Entries from a dataset of interfaces:
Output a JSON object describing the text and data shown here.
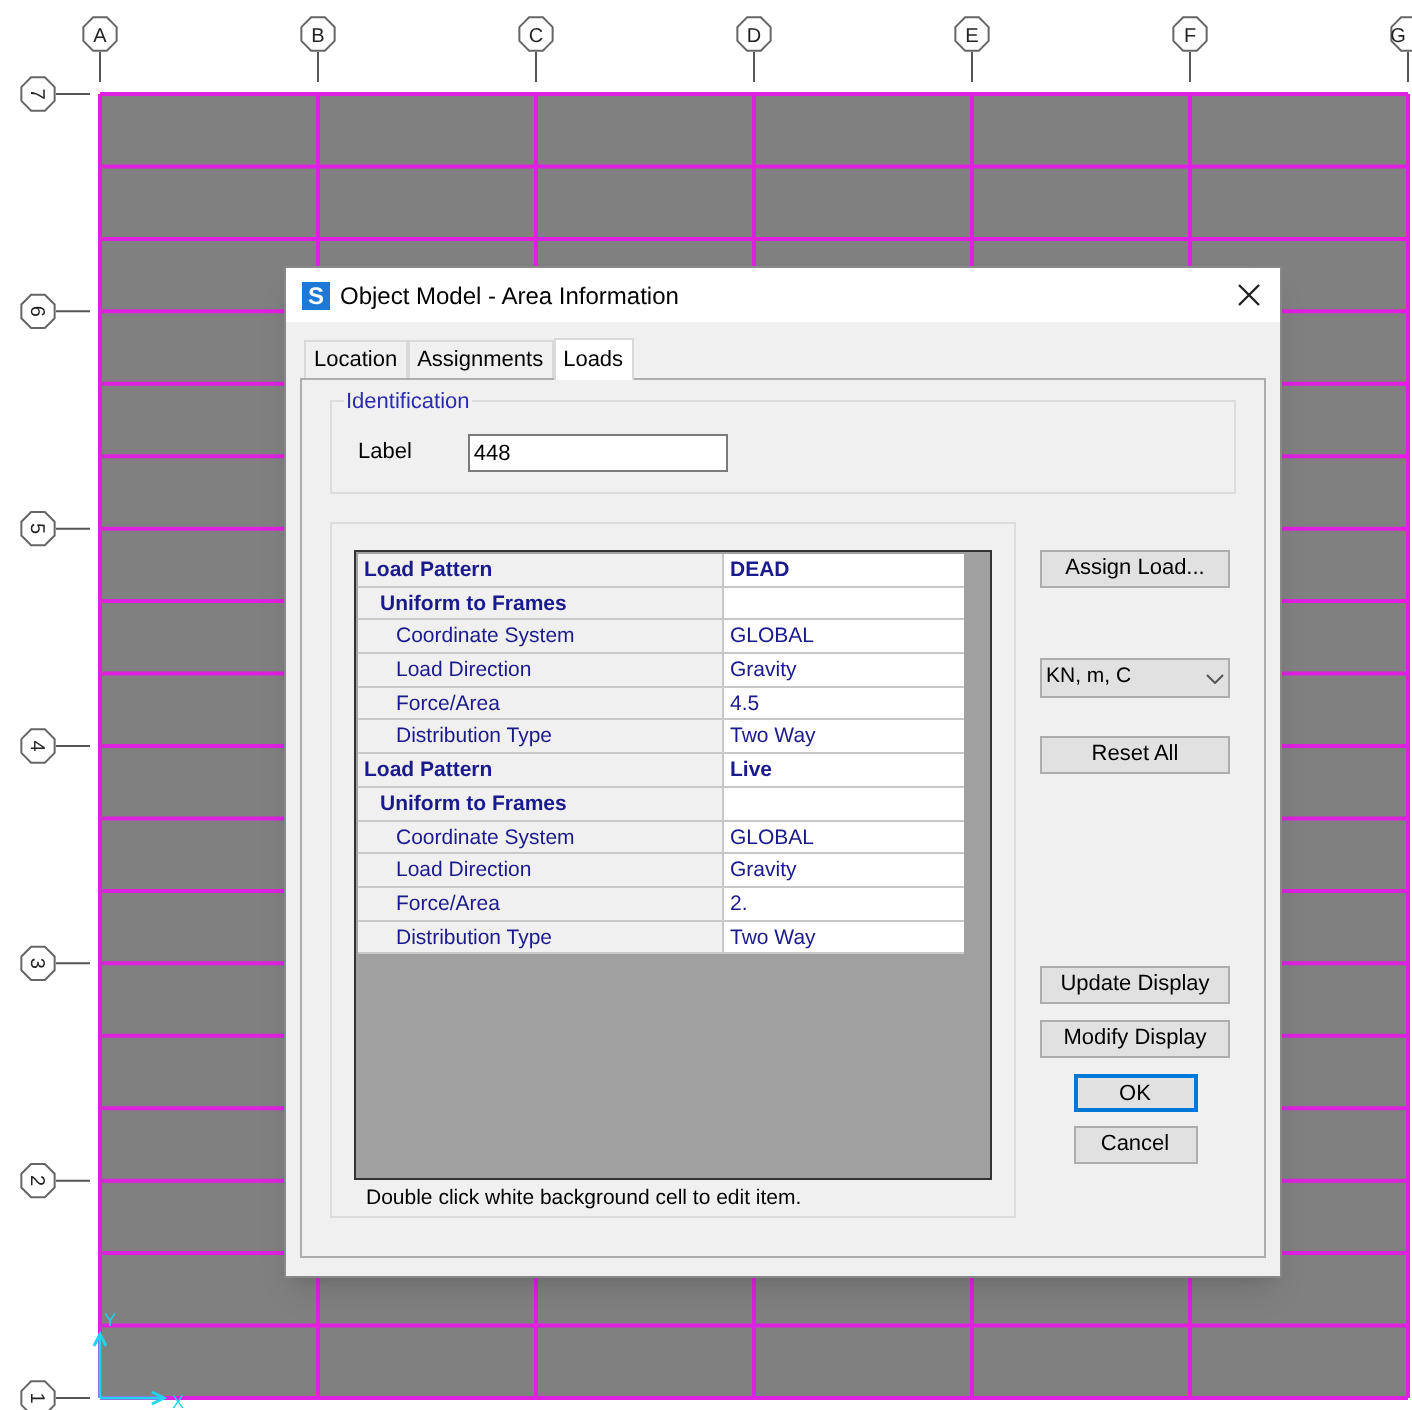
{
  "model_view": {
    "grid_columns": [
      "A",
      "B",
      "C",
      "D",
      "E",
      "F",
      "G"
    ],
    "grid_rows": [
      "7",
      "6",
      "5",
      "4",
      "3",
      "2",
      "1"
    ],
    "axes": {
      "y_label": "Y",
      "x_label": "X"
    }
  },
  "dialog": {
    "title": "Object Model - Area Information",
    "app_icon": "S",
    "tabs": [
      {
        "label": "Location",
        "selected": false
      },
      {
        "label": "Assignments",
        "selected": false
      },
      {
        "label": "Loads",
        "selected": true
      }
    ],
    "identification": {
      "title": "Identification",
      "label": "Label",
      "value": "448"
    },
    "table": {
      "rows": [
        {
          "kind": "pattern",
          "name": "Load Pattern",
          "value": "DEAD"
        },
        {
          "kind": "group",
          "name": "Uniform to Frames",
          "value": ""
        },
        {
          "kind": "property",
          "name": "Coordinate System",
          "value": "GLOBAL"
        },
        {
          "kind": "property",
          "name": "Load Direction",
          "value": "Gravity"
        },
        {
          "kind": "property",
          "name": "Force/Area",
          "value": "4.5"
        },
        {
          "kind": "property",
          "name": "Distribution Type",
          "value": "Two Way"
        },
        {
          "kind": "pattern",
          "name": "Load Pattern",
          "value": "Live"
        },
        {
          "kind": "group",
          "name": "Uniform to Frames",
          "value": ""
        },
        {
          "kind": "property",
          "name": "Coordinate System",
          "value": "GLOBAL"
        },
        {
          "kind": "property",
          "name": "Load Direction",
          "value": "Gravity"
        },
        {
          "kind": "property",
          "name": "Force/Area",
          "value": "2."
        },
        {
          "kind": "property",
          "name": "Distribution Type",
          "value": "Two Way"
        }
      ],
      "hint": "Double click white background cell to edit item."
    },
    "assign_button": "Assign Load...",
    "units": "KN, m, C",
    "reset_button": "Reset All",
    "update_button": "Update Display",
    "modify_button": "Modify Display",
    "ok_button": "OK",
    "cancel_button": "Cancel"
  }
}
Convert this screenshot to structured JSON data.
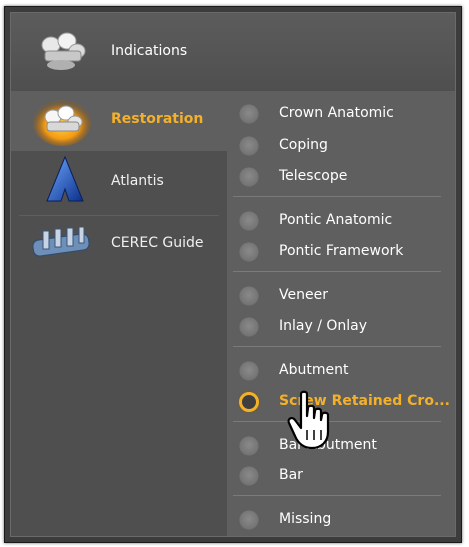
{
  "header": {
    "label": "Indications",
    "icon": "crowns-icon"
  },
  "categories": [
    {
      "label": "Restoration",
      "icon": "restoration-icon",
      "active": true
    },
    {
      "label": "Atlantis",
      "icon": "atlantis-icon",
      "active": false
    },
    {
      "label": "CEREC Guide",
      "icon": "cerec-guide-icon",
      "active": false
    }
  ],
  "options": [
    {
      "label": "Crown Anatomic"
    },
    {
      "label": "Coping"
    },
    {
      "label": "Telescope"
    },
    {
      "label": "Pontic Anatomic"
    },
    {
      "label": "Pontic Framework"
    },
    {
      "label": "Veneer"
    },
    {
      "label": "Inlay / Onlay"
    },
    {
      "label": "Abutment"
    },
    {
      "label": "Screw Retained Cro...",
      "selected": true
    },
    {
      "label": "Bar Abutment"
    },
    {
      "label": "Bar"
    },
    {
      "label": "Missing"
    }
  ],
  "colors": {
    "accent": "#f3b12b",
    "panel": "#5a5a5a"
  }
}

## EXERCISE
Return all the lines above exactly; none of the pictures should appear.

## RESULT
Output a JSON object describing the text and data shown here.
{
  "model_view": {
    "grid_columns": [
      "A",
      "B",
      "C",
      "D",
      "E",
      "F",
      "G"
    ],
    "grid_rows": [
      "7",
      "6",
      "5",
      "4",
      "3",
      "2",
      "1"
    ],
    "axes": {
      "y_label": "Y",
      "x_label": "X"
    }
  },
  "dialog": {
    "title": "Object Model - Area Information",
    "app_icon": "S",
    "tabs": [
      {
        "label": "Location",
        "selected": false
      },
      {
        "label": "Assignments",
        "selected": false
      },
      {
        "label": "Loads",
        "selected": true
      }
    ],
    "identification": {
      "title": "Identification",
      "label": "Label",
      "value": "448"
    },
    "table": {
      "rows": [
        {
          "kind": "pattern",
          "name": "Load Pattern",
          "value": "DEAD"
        },
        {
          "kind": "group",
          "name": "Uniform to Frames",
          "value": ""
        },
        {
          "kind": "property",
          "name": "Coordinate System",
          "value": "GLOBAL"
        },
        {
          "kind": "property",
          "name": "Load Direction",
          "value": "Gravity"
        },
        {
          "kind": "property",
          "name": "Force/Area",
          "value": "4.5"
        },
        {
          "kind": "property",
          "name": "Distribution Type",
          "value": "Two Way"
        },
        {
          "kind": "pattern",
          "name": "Load Pattern",
          "value": "Live"
        },
        {
          "kind": "group",
          "name": "Uniform to Frames",
          "value": ""
        },
        {
          "kind": "property",
          "name": "Coordinate System",
          "value": "GLOBAL"
        },
        {
          "kind": "property",
          "name": "Load Direction",
          "value": "Gravity"
        },
        {
          "kind": "property",
          "name": "Force/Area",
          "value": "2."
        },
        {
          "kind": "property",
          "name": "Distribution Type",
          "value": "Two Way"
        }
      ],
      "hint": "Double click white background cell to edit item."
    },
    "assign_button": "Assign Load...",
    "units": "KN, m, C",
    "reset_button": "Reset All",
    "update_button": "Update Display",
    "modify_button": "Modify Display",
    "ok_button": "OK",
    "cancel_button": "Cancel"
  }
}
Convert this screenshot to structured JSON data.
{
  "header": {
    "label": "Indications",
    "icon": "crowns-icon"
  },
  "categories": [
    {
      "label": "Restoration",
      "icon": "restoration-icon",
      "active": true
    },
    {
      "label": "Atlantis",
      "icon": "atlantis-icon",
      "active": false
    },
    {
      "label": "CEREC Guide",
      "icon": "cerec-guide-icon",
      "active": false
    }
  ],
  "options": [
    {
      "label": "Crown Anatomic"
    },
    {
      "label": "Coping"
    },
    {
      "label": "Telescope"
    },
    {
      "label": "Pontic Anatomic"
    },
    {
      "label": "Pontic Framework"
    },
    {
      "label": "Veneer"
    },
    {
      "label": "Inlay / Onlay"
    },
    {
      "label": "Abutment"
    },
    {
      "label": "Screw Retained Cro...",
      "selected": true
    },
    {
      "label": "Bar Abutment"
    },
    {
      "label": "Bar"
    },
    {
      "label": "Missing"
    }
  ],
  "colors": {
    "accent": "#f3b12b",
    "panel": "#5a5a5a"
  }
}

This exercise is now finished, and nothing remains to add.